§ Material provided:
=== Section Start ===

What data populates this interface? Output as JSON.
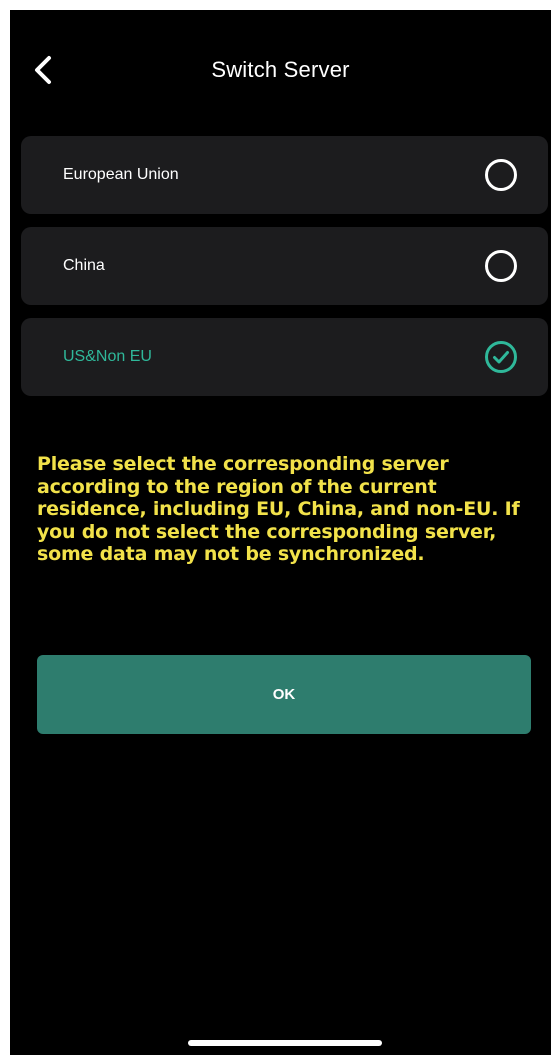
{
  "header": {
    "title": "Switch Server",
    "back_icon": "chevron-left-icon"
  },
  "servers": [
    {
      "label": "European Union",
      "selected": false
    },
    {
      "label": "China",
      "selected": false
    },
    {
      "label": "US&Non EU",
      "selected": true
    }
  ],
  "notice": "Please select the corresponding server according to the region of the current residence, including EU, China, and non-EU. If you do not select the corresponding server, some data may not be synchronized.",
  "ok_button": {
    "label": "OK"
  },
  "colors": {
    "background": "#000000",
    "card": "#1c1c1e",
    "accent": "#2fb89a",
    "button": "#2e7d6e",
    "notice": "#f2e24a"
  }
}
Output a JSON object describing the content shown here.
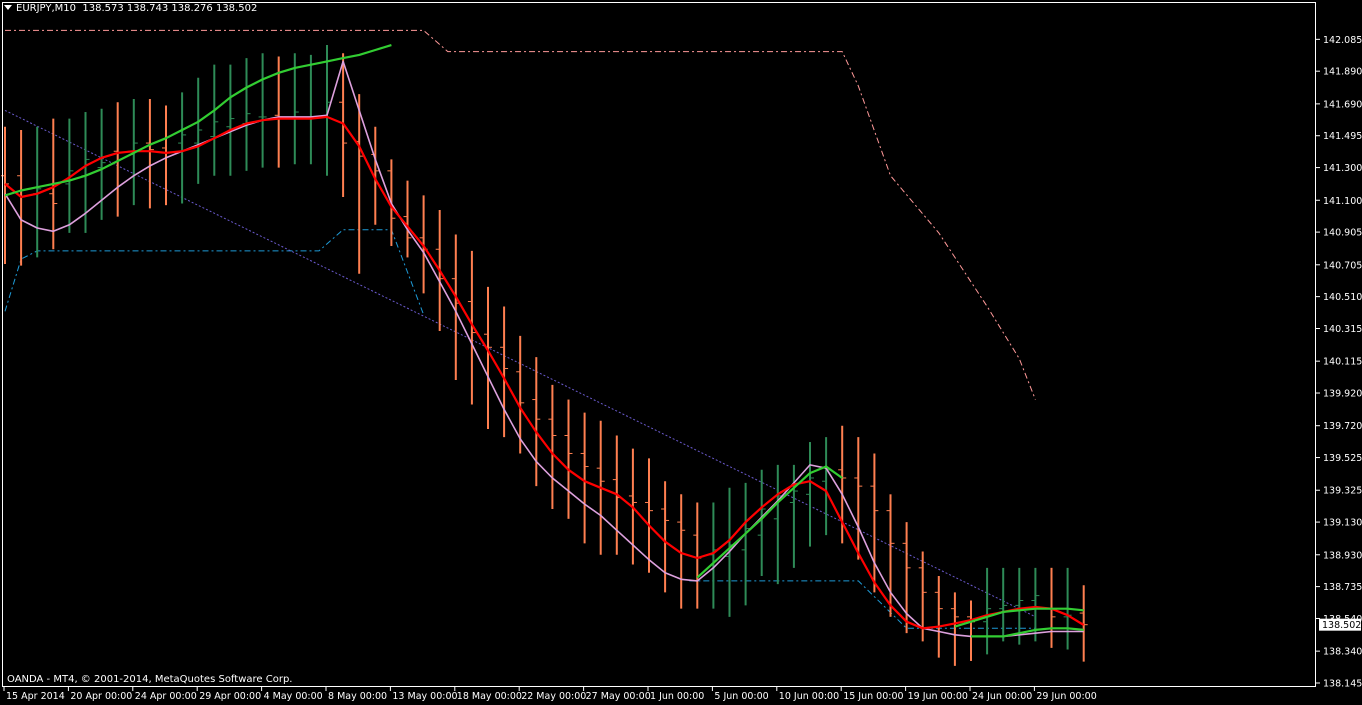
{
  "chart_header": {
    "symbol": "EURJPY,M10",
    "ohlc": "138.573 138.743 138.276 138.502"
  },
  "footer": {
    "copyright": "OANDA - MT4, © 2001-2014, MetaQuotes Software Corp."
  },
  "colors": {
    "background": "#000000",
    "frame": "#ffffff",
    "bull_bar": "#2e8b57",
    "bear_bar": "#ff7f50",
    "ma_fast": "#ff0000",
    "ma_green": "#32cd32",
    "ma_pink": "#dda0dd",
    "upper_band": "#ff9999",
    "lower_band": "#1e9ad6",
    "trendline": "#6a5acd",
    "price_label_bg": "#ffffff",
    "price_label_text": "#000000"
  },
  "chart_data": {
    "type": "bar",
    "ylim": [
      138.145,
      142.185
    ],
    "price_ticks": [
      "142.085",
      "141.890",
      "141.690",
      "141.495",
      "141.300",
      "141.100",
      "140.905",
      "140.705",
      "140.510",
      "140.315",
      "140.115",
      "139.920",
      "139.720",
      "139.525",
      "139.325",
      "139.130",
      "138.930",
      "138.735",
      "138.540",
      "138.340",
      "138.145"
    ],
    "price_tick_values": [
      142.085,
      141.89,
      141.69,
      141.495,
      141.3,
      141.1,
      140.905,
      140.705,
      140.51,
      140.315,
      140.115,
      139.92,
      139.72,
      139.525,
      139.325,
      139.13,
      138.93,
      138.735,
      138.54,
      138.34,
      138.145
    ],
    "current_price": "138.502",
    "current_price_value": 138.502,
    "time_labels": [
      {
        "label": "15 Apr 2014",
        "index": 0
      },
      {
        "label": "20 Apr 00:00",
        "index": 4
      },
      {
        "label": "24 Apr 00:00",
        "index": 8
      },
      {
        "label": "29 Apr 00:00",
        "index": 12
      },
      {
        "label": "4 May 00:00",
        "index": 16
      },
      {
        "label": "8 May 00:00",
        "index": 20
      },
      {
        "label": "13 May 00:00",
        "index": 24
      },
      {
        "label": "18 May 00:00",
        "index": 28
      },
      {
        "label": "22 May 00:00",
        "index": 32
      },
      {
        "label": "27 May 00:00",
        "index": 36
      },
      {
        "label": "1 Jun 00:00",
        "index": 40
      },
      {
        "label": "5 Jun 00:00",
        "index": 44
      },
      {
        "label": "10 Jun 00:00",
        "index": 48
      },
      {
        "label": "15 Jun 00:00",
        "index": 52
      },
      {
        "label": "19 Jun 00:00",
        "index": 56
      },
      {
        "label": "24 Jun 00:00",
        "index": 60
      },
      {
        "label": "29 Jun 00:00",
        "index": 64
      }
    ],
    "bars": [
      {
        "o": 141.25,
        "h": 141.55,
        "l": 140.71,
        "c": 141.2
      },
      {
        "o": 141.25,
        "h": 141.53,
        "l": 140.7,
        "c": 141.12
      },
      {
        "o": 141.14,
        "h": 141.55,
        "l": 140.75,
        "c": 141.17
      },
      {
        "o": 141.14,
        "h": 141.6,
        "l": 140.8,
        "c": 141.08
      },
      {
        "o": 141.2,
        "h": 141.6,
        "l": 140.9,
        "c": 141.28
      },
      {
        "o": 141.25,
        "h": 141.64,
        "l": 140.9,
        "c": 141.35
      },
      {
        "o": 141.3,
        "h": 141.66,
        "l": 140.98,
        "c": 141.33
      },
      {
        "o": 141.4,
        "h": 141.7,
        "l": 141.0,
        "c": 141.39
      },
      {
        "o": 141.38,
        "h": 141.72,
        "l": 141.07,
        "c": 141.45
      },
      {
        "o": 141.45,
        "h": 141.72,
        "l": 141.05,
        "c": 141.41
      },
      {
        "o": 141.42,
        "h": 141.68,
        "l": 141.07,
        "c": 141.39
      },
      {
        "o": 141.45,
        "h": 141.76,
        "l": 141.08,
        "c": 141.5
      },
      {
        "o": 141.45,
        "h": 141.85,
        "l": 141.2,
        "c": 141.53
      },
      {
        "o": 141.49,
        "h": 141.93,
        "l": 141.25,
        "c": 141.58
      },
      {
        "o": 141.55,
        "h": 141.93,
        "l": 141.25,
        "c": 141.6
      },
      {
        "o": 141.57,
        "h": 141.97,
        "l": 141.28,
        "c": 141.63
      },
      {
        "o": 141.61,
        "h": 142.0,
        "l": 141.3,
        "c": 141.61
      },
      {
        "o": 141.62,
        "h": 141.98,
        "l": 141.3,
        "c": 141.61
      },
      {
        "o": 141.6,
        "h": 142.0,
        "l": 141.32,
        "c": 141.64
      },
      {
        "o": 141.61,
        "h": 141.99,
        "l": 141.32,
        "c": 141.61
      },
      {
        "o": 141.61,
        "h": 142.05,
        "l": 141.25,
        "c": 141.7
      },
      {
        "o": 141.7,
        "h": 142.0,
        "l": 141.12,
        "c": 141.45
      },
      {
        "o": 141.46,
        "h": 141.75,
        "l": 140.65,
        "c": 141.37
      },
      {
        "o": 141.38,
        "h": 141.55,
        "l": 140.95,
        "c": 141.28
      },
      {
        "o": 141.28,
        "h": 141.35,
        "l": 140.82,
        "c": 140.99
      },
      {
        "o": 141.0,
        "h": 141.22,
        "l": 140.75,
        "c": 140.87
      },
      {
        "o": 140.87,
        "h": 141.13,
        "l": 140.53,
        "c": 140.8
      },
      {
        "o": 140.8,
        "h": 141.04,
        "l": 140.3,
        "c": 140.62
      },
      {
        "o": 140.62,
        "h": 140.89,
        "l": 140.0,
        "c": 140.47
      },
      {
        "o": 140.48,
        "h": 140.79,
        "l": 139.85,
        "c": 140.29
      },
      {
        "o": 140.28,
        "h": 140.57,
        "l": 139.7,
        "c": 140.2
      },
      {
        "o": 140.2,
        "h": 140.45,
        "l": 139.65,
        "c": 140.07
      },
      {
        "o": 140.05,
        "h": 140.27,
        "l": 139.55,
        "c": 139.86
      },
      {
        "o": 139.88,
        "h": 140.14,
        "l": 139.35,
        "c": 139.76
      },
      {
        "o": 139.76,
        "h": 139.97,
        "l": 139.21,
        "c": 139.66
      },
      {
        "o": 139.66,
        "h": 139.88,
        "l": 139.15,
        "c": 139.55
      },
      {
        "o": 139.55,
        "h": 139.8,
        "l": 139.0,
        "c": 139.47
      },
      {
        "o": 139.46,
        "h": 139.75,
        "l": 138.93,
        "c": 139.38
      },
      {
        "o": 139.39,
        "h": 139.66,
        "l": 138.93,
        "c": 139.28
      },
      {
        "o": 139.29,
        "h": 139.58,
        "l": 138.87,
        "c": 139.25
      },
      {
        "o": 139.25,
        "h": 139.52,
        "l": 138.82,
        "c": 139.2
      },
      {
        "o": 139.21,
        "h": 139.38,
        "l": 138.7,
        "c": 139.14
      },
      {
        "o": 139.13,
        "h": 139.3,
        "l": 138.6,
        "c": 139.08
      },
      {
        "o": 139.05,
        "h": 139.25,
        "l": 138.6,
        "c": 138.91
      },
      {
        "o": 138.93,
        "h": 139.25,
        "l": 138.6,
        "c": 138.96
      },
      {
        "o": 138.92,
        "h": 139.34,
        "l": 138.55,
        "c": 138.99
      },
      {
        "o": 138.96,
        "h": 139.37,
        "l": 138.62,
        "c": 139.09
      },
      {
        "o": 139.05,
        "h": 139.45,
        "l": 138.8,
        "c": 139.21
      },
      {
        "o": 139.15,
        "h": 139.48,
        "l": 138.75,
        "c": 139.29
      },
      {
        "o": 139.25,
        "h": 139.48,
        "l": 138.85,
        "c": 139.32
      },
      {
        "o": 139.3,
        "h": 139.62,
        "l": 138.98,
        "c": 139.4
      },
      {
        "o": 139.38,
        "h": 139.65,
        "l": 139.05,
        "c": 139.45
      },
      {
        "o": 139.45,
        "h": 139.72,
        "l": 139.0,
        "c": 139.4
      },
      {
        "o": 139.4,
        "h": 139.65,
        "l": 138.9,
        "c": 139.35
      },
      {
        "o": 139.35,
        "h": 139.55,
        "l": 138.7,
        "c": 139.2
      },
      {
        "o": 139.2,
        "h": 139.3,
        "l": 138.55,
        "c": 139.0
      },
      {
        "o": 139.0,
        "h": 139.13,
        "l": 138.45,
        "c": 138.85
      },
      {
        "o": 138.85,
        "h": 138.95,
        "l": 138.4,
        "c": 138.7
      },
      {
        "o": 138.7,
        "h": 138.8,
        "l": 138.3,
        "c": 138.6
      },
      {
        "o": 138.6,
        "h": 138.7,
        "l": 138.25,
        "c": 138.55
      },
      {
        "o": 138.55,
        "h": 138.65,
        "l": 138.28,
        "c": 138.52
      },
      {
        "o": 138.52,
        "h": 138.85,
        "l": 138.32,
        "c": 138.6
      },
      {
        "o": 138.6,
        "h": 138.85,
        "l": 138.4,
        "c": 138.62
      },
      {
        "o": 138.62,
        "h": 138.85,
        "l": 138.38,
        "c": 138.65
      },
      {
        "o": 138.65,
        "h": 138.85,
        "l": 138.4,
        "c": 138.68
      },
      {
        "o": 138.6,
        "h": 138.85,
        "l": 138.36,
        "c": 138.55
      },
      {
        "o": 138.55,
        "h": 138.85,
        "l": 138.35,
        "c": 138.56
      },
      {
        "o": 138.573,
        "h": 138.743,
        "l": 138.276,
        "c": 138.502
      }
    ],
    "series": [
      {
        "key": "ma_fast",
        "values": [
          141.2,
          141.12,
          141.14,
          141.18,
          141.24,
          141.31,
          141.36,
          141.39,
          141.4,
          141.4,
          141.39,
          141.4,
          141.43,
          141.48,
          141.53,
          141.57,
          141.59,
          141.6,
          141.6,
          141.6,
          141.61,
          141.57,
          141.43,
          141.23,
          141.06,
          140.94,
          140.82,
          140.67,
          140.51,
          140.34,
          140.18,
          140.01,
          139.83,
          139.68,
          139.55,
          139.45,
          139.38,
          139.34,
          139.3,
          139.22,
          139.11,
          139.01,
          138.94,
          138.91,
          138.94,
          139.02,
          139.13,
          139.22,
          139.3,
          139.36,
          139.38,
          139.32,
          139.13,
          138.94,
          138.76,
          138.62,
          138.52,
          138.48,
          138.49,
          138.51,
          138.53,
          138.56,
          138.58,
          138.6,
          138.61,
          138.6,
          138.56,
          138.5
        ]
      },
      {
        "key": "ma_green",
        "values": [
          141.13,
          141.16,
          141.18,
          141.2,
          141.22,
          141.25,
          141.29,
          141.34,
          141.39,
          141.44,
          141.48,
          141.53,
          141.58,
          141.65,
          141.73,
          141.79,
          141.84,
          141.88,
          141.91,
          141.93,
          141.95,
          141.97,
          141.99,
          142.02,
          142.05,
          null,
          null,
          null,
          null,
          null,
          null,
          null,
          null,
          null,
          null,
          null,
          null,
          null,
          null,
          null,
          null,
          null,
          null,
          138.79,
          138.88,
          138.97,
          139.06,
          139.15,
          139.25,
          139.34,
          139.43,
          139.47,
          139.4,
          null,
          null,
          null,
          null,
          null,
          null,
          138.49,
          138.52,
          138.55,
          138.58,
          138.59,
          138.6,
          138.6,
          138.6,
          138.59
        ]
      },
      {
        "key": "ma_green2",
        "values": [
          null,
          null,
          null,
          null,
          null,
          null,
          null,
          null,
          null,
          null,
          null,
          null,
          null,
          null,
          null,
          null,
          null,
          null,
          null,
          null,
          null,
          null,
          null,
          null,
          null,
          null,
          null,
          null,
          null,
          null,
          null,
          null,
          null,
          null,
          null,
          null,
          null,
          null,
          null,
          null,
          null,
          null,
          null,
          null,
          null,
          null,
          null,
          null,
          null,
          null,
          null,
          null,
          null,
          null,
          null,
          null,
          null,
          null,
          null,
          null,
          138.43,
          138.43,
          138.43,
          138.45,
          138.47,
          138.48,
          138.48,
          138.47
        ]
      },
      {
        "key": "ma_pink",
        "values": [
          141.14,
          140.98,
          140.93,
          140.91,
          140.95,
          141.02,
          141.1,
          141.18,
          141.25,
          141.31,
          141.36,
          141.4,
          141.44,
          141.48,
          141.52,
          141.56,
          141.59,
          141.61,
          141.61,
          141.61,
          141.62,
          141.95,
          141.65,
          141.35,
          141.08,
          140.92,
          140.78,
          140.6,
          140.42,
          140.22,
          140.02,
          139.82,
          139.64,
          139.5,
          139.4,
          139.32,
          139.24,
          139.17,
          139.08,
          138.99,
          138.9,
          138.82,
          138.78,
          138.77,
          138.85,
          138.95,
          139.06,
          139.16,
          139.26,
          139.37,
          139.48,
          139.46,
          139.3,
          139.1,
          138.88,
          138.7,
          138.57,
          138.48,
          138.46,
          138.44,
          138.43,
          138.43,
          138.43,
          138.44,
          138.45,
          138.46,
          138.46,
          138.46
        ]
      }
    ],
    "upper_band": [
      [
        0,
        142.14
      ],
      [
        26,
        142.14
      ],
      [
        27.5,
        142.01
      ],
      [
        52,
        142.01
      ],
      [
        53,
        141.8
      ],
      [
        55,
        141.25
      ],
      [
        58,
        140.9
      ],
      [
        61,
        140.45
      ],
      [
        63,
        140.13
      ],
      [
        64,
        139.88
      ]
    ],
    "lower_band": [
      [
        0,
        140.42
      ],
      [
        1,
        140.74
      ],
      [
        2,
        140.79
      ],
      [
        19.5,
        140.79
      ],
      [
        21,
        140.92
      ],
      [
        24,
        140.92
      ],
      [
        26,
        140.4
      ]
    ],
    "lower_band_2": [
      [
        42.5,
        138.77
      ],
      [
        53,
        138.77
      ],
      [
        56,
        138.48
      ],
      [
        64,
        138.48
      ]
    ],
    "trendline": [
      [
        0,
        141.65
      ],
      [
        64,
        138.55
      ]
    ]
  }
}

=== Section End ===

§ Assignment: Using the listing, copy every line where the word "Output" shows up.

§ Answer:
What data populates this interface? Output as JSON.
Output a JSON object describing the content shown here.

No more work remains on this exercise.